**Provided data:**
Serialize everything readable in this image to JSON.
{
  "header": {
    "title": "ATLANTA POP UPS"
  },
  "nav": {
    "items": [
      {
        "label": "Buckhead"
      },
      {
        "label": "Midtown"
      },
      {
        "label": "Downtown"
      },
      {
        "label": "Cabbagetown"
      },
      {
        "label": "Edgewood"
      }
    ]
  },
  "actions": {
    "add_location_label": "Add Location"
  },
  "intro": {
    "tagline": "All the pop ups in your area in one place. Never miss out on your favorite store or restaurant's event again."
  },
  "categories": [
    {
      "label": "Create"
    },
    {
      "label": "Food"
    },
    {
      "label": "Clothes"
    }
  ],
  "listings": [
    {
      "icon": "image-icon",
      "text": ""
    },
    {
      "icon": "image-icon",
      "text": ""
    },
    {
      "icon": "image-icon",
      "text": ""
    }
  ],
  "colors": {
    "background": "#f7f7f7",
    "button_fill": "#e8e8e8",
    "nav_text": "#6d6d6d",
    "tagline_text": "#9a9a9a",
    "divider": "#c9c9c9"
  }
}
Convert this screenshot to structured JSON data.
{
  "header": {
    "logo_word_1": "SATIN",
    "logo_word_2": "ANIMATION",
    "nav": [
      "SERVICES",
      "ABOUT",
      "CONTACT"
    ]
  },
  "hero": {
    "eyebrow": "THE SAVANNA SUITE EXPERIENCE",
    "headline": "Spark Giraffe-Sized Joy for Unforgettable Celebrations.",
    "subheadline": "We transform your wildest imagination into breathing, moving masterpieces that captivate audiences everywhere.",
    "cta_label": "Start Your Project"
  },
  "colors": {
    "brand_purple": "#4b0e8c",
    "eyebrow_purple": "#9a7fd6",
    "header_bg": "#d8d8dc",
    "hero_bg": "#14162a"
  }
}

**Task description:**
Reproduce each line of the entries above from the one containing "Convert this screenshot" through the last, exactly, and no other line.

**Output for this exercise:**
Convert this screenshot to structured JSON data.
{
  "header": {
    "logo_word_1": "SATIN",
    "logo_word_2": "ANIMATION",
    "nav": [
      "SERVICES",
      "ABOUT",
      "CONTACT"
    ]
  },
  "hero": {
    "eyebrow": "THE SAVANNA SUITE EXPERIENCE",
    "headline": "Spark Giraffe-Sized Joy for Unforgettable Celebrations.",
    "subheadline": "We transform your wildest imagination into breathing, moving masterpieces that captivate audiences everywhere.",
    "cta_label": "Start Your Project"
  },
  "colors": {
    "brand_purple": "#4b0e8c",
    "eyebrow_purple": "#9a7fd6",
    "header_bg": "#d8d8dc",
    "hero_bg": "#14162a"
  }
}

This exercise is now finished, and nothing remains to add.